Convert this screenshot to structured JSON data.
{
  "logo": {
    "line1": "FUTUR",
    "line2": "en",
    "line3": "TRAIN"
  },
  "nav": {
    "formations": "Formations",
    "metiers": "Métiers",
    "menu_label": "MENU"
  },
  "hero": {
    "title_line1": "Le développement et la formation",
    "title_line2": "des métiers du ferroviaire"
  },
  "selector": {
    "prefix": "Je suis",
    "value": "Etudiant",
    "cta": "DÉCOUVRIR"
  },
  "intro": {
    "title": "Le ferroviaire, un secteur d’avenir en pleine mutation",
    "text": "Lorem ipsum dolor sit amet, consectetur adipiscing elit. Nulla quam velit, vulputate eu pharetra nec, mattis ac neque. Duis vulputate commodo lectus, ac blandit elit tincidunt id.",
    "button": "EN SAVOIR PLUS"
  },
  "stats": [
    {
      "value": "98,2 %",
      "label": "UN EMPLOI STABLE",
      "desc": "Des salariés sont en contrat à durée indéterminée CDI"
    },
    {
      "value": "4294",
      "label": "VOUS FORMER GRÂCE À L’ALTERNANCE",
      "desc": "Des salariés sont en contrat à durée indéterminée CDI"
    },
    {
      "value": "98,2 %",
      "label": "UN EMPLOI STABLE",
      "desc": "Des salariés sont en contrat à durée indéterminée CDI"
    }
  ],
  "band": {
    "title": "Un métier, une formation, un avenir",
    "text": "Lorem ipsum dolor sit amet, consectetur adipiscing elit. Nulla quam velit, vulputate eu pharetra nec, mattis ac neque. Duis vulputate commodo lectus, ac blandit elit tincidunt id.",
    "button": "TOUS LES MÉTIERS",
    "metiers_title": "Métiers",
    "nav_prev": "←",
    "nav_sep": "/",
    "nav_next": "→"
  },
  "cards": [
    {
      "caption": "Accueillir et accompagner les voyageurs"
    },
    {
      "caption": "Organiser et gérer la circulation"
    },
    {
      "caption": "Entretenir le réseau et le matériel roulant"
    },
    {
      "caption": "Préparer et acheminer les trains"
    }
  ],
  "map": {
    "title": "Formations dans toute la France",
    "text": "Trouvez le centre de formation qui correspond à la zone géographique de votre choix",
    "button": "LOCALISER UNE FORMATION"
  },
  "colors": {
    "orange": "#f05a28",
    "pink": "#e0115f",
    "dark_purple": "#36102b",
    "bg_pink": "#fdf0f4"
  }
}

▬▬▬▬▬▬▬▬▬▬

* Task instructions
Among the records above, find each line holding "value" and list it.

* Output
    "value": "Etudiant",
      "value": "98,2 %",
      "value": "4294",
      "value": "98,2 %",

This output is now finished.